Facing habitat destruction from wildfires and land clearing, koalas in Australia are already considered endangered by Australia’s federal government. In the past decade, however, chlamydia has ravaged through the koala population, leading researchers to offer up the grim prognosis that by 2050, koalas could be totally extinct, as reported by the Associated Press.

“It’s killing koalas because they become so sick they can’t climb trees to get food, or escape predators, and females can become infertile,” Samuel Phillips, a microbiologist at the University of the Sunshine Coast who helped to develop the vaccine, told the outlet.

Unlike humans and other animals, koalas cannot be treated for chlamydia with antibiotics as the “complex” microbes in their stomachs neutralize the effects of certain medicines — antibiotics included, Mathew Crowther, a conservation biologist at the University of Sydney told the outlet. (RELATED: Australia Employs Terminator Machines To Kill Stray Cats)

Scientists believe that the origins of chlamydia in koalas began after exposure to feces from infected sheep and cattle, the AP reported. After that, the disease was spread sexually and/or passed from mother to offspring. In one population of koalas in New South Wales, the amount infected rose from 10% in 2008 to 80% in 2023, the outlet reported.

“It’s been devastating — there’s very, very low fertility,” Crowther said. “You hardly see any babies.”

A necropsy performed on one koala with advanced chlamydia that was euthanized revealed “ovaries completely encased in cysts” and “intestines full of hard lumps of food, evidence that she couldn’t properly digest food,” Rebecca Johnson, chief scientist at the Smithsonian National Museum of Natural History in Washington, D.C., told the outlet. Johnson previously led the Koala Genome Consortium in Australia.

“She was obviously infertile and in pain,” Johnson added.

The decision to allow the vaccination trial was approved by multiple government bodies in Australia. By vaccinating, scientists are hoping the risk of disturbing the animals is balanced out by stopping the devastating disease from continuing to spread through the koala population, the AP reported.

“Vaccination is an incredibly resource-intensive thing to do. Koalas live high up in trees. But because the effects of chlamydia are so debilitating, I think it’s totally worth it,” Johnson stated, according to the AP.

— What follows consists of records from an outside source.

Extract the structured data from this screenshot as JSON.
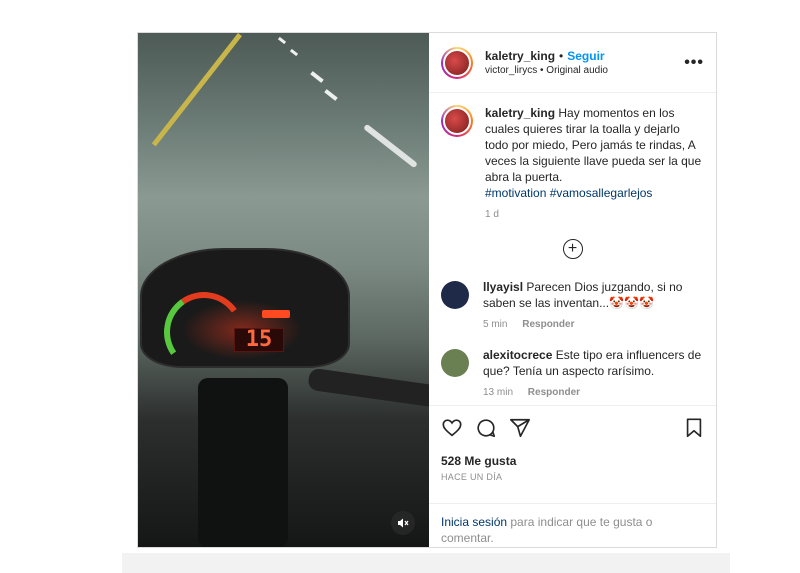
{
  "header": {
    "username": "kaletry_king",
    "separator": "•",
    "follow_label": "Seguir",
    "subtitle": "victor_lirycs • Original audio",
    "more_label": "•••"
  },
  "caption": {
    "username": "kaletry_king",
    "text": "Hay momentos en los cuales quieres tirar la toalla y dejarlo todo por miedo, Pero jamás te rindas, A veces la siguiente llave pueda ser la que abra la puerta.",
    "hashtags": "#motivation #vamosallegarlejos",
    "age": "1 d"
  },
  "load_more_label": "+",
  "comments": [
    {
      "username": "llyayisl",
      "text": "Parecen Dios juzgando, si no saben se las inventan...🤡🤡🤡",
      "age": "5 min",
      "reply_label": "Responder",
      "avatar_color": "#1f2a48"
    },
    {
      "username": "alexitocrece",
      "text": "Este tipo era influencers de que? Tenía un aspecto rarísimo.",
      "age": "13 min",
      "reply_label": "Responder",
      "avatar_color": "#6a7f52"
    }
  ],
  "actions": {
    "likes": "528 Me gusta",
    "posted": "HACE UN DÍA"
  },
  "login": {
    "link": "Inicia sesión",
    "text": " para indicar que te gusta o comentar."
  },
  "media": {
    "speedometer_reading": "15",
    "icons": [
      "mute-icon"
    ]
  },
  "colors": {
    "accent": "#0095f6",
    "hashtag": "#00376b",
    "muted": "#8e8e8e"
  }
}
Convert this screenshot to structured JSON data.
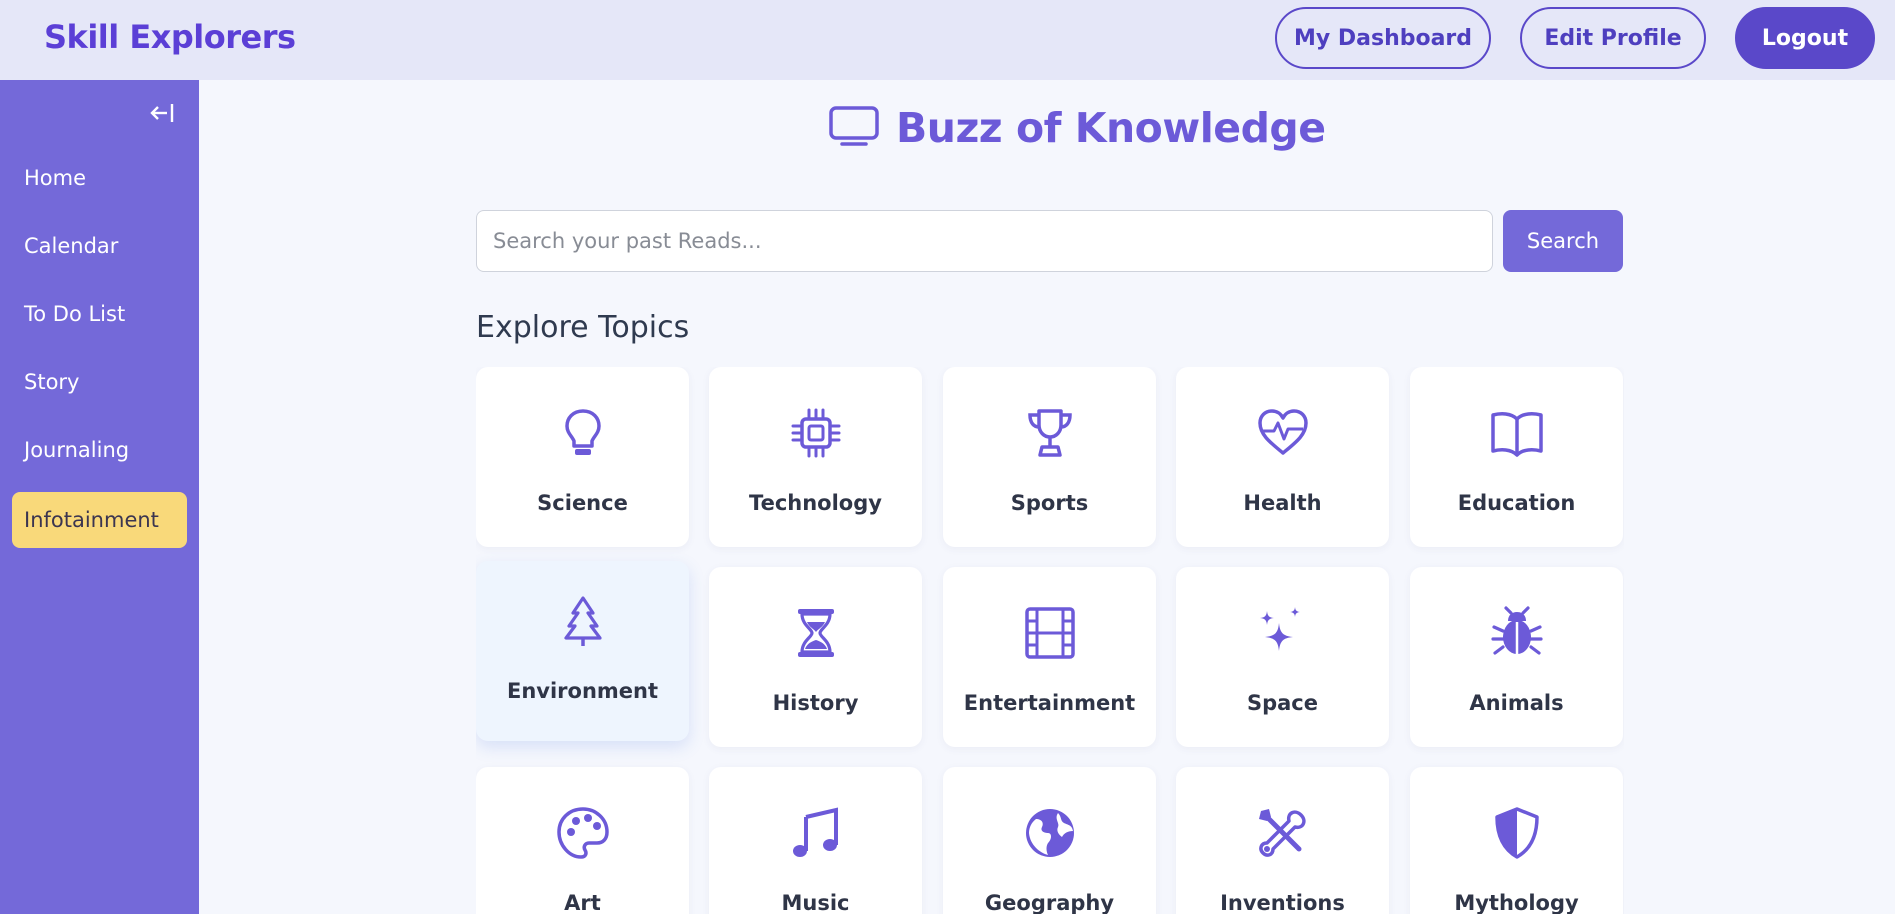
{
  "app": {
    "brand": "Skill Explorers"
  },
  "header": {
    "dashboard_label": "My Dashboard",
    "edit_profile_label": "Edit Profile",
    "logout_label": "Logout"
  },
  "sidebar": {
    "items": [
      {
        "label": "Home",
        "active": false
      },
      {
        "label": "Calendar",
        "active": false
      },
      {
        "label": "To Do List",
        "active": false
      },
      {
        "label": "Story",
        "active": false
      },
      {
        "label": "Journaling",
        "active": false
      },
      {
        "label": "Infotainment",
        "active": true
      }
    ]
  },
  "main": {
    "title": "Buzz of Knowledge",
    "title_icon": "monitor-icon",
    "search": {
      "placeholder": "Search your past Reads...",
      "value": "",
      "button_label": "Search"
    },
    "section_title": "Explore Topics",
    "topics": [
      {
        "label": "Science",
        "icon": "lightbulb-icon"
      },
      {
        "label": "Technology",
        "icon": "chip-icon"
      },
      {
        "label": "Sports",
        "icon": "trophy-icon"
      },
      {
        "label": "Health",
        "icon": "heart-pulse-icon"
      },
      {
        "label": "Education",
        "icon": "book-icon"
      },
      {
        "label": "Environment",
        "icon": "tree-icon"
      },
      {
        "label": "History",
        "icon": "hourglass-icon"
      },
      {
        "label": "Entertainment",
        "icon": "film-icon"
      },
      {
        "label": "Space",
        "icon": "sparkles-icon"
      },
      {
        "label": "Animals",
        "icon": "bug-icon"
      },
      {
        "label": "Art",
        "icon": "palette-icon"
      },
      {
        "label": "Music",
        "icon": "music-note-icon"
      },
      {
        "label": "Geography",
        "icon": "globe-icon"
      },
      {
        "label": "Inventions",
        "icon": "tools-icon"
      },
      {
        "label": "Mythology",
        "icon": "shield-icon"
      }
    ]
  },
  "colors": {
    "accent": "#7469d9",
    "brand": "#5b3fd6",
    "active_item": "#f9d97a",
    "header_bg": "#e5e7f8"
  }
}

In order to administer the vaccinations, scientists coax the animals down from their high perches with offers of food where they eventually wander into traps. After a check-up, the animals are then given a dose of anesthesia and then the vaccine. Scientists then observe the animals for 24-hours before releasing them back into the wild, the outlet stated.

“Vaccination for wildlife is certainly not routine yet,” Jacob Negrey, a biologist at Wake Forest University School of Medicine, told the AP. “But whether it should be used more often is a fundamental question that conservation biologists are really wrangling with right now.”